Amidst the chaos and thunder of last week's E3 we managed to slip away to the subterranean Kentia Hall for a meeting with Bohemia Interactive, the Prague-based developer behind Codemasters' huge-selling Operation Flashpoint.
Pre-show speculation pointed to the fact that Bohemia would reveal a sequel to Operation Flashpoint at the LA extravaganza, but calls to Codemasters - which didn't even exhibit on the showfloor - proved inconclusive.
So we approached Bohemia's booth with more than a few questions on our mind. Will we see Operation Flashpoint 2? Will the long-promised Xbox version of Operation Flashpoint ever see the light of day? And what's with the lack of communication between Bohemia and Codemasters?
As it turns out Bohemia is working on three separate military shooters (one on Xbox and two on PC) but not of them could strictly be called an Operation Flashpoint game. As it stands all three games are unsigned to a publisher - Codies or otherwise - and since the Operation Flashpoint brand name belongs to Codemasters, Bohemia can't use the tag.

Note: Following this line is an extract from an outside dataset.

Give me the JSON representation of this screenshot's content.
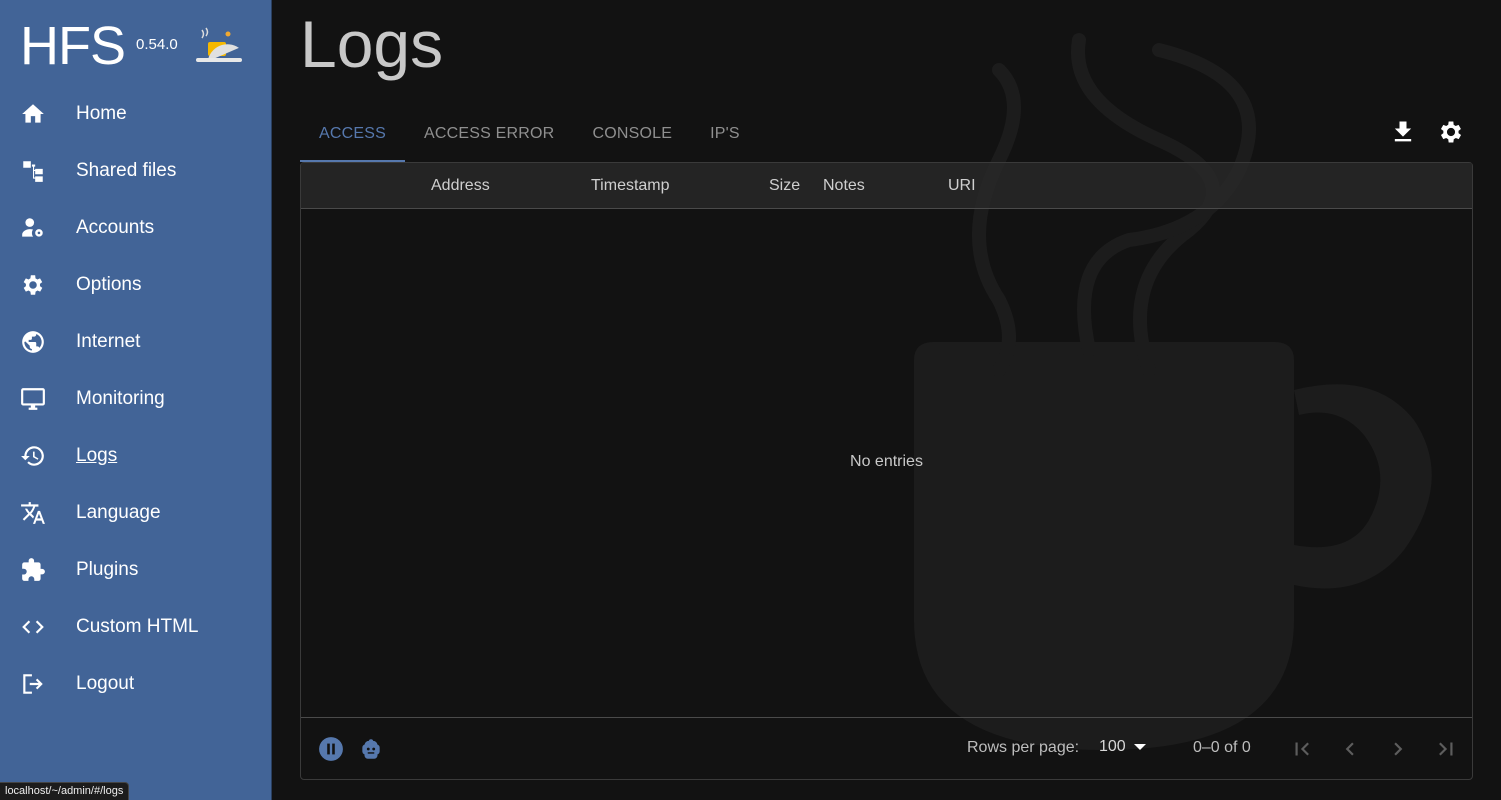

You could compare the situation to the Sports Interactive and Eidos saga. In that case SI kept ownership of everything about Championship Manger except the name (game engine, code, etc.) and followed it up with Football Manager, published by Sega. Eidos kept the Championship Manager brand name and had to create a new game from the ground up.
So instead of a range of Operation Flashpoint games at Bohemia's booth we saw Armed Assault, a PC update of Operation Flashpoint with an all-new game engine scheduled for launch late this year; 'New Generation PC Military Simulator' (working title, obviously), apparently the "true sequel" to Operation Flashpoint and due in late 2006; and OFPX (again, working title), the Xbox port of Operation Flashpoint in everything but name.
Armed Assault (check out the first screenshots here) promises to take all the content from Operation Flashpoint and retool it with a new game engine and a new storyline. All the playable military and civilian vehicles will be included as well as the 100 square km battlefield and multiplayer support.
OFPX, which we saw running, contains over 40 playable vehicle and aircraft, over 30 authentic weapons, squad commands, two large campaigns and 15 solo missions, four huge 100 square kilometre battlefields, a scenario editor and Xbox Live support. We'd be lying if we told you it's the best looking Xbox game we've ever seen, but if Bohemia can follow through on the sheer scale of the action it could be a winner.
New Generation PC Military Simulator
We also had the privilege of seeing the 'New Generation PC Military Simulator' up and running and while it's still rough around the edges, that classic Operation Flashpoint sense of scale is obvious.
This game is set in 2010 and will take you to several locations across Europe and Asia. Over the course of the game you'll play several different types of soldier, from marines to Special Forces, and Bohemia promises an RPG-style experience system.
Bohemia tells us the battlefields in this New Generation game will push 400 square kilometres and that the new engine will allow hundreds of soldiers and vehicles to be drawn on screen simultaneously. To prove the point we watched columns of tanks and jeeps trundle across a desert wasteland, flanked by infantry on either side. Again, while we've seen better-looking military shooters (Battlefield 2 springs instantly to mind), the sheer scale was impressive.
The environmental damage model has been beefed up, too. In another demo we watched as tank shells ripped through a deserted village, reducing a huge building to chunks of rubble. There was a disconcertingly Lego-ish quality to the destruction, but it's a cool effect nonetheless.
As well as the superficial stuff Bohemia promises that this game will be the most realistic and accurate military simulation ever. Every weapon and vehicle will be represented to "insane" levels, we're told.
Multiplayer support is a given, although no specific details about player numbers or game modes are available at the moment. One thing Bohemia is keen to talk about is how easy it will be to customise and modify the game - Operation Flashpoint gave rise to a thriving mod community, and Bohemia want this new game to be no different.
With all this potential it's a shame to see Bohemia held back by publishing issues. Hopefully we'll get a chance to see these games again sometime soon - whether they've got the Operation Flashpoint brand name on the box or not. In the meantime we've got fresh screenshots of all three of Bohemia's games right here.